[Saved data entries]
=== Begin Enclosure ===

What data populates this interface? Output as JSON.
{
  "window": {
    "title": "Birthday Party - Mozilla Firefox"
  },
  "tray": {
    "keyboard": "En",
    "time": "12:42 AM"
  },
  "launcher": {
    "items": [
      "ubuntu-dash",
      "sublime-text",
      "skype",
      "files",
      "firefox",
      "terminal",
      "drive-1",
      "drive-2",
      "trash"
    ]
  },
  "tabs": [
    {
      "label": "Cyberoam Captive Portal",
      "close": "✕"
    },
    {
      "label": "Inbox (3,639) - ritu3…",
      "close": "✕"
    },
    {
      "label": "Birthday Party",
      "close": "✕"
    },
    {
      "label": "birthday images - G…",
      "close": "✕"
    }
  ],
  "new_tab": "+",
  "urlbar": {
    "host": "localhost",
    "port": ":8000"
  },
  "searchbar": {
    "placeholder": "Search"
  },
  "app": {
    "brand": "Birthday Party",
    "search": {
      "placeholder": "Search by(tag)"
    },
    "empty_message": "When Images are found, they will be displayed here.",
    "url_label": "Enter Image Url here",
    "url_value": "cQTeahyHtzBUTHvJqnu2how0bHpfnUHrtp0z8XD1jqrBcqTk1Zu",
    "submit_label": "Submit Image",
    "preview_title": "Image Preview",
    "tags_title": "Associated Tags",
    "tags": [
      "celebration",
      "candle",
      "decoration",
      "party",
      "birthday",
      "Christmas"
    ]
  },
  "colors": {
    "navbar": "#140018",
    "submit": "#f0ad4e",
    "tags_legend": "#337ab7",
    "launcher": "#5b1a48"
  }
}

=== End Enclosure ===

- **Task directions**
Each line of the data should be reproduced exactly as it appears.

- **Exercise solution**
What data populates this interface? Output as JSON.
{
  "window": {
    "title": "Birthday Party - Mozilla Firefox"
  },
  "tray": {
    "keyboard": "En",
    "time": "12:42 AM"
  },
  "launcher": {
    "items": [
      "ubuntu-dash",
      "sublime-text",
      "skype",
      "files",
      "firefox",
      "terminal",
      "drive-1",
      "drive-2",
      "trash"
    ]
  },
  "tabs": [
    {
      "label": "Cyberoam Captive Portal",
      "close": "✕"
    },
    {
      "label": "Inbox (3,639) - ritu3…",
      "close": "✕"
    },
    {
      "label": "Birthday Party",
      "close": "✕"
    },
    {
      "label": "birthday images - G…",
      "close": "✕"
    }
  ],
  "new_tab": "+",
  "urlbar": {
    "host": "localhost",
    "port": ":8000"
  },
  "searchbar": {
    "placeholder": "Search"
  },
  "app": {
    "brand": "Birthday Party",
    "search": {
      "placeholder": "Search by(tag)"
    },
    "empty_message": "When Images are found, they will be displayed here.",
    "url_label": "Enter Image Url here",
    "url_value": "cQTeahyHtzBUTHvJqnu2how0bHpfnUHrtp0z8XD1jqrBcqTk1Zu",
    "submit_label": "Submit Image",
    "preview_title": "Image Preview",
    "tags_title": "Associated Tags",
    "tags": [
      "celebration",
      "candle",
      "decoration",
      "party",
      "birthday",
      "Christmas"
    ]
  },
  "colors": {
    "navbar": "#140018",
    "submit": "#f0ad4e",
    "tags_legend": "#337ab7",
    "launcher": "#5b1a48"
  }
}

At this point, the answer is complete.